▶ [What is required] Which lines below hold the word "Azion"? Report each one.

= = = = = = =

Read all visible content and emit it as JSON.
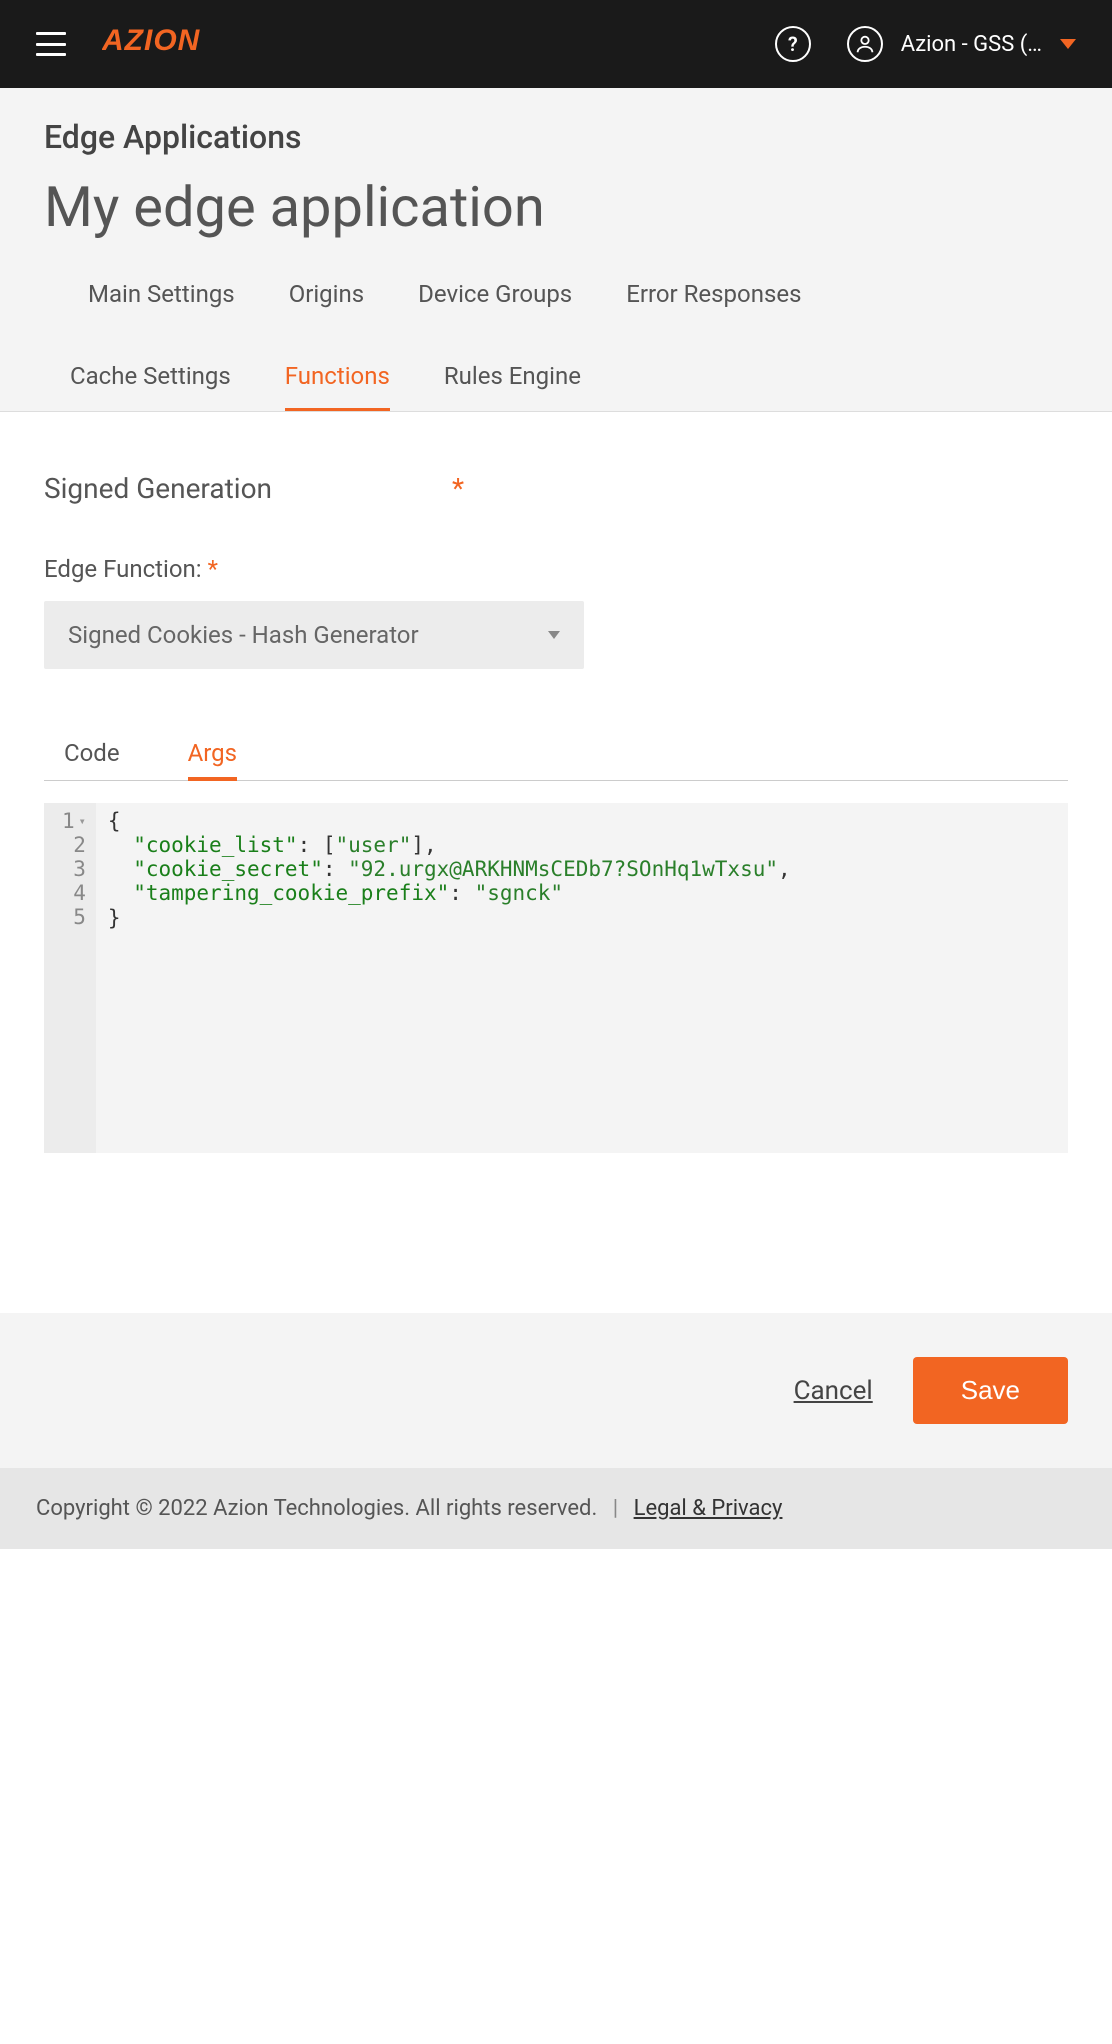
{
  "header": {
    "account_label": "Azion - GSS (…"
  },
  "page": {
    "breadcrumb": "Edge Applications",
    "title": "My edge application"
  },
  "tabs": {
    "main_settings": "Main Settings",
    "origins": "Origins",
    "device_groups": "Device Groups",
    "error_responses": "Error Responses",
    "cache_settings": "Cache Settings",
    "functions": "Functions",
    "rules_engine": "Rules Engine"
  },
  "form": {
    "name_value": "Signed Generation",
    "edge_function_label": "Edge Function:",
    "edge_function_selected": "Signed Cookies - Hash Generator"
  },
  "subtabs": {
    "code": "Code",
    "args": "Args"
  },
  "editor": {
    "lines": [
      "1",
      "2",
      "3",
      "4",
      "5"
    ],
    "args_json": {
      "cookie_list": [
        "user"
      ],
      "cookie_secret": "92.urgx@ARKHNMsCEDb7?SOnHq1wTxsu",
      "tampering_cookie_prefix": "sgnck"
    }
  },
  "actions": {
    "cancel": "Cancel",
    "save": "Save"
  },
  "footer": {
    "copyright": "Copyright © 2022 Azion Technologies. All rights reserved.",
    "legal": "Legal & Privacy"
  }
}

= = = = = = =

▶ [Solution for this problem]
    "account_label": "Azion - GSS (…"
    "copyright": "Copyright © 2022 Azion Technologies. All rights reserved.",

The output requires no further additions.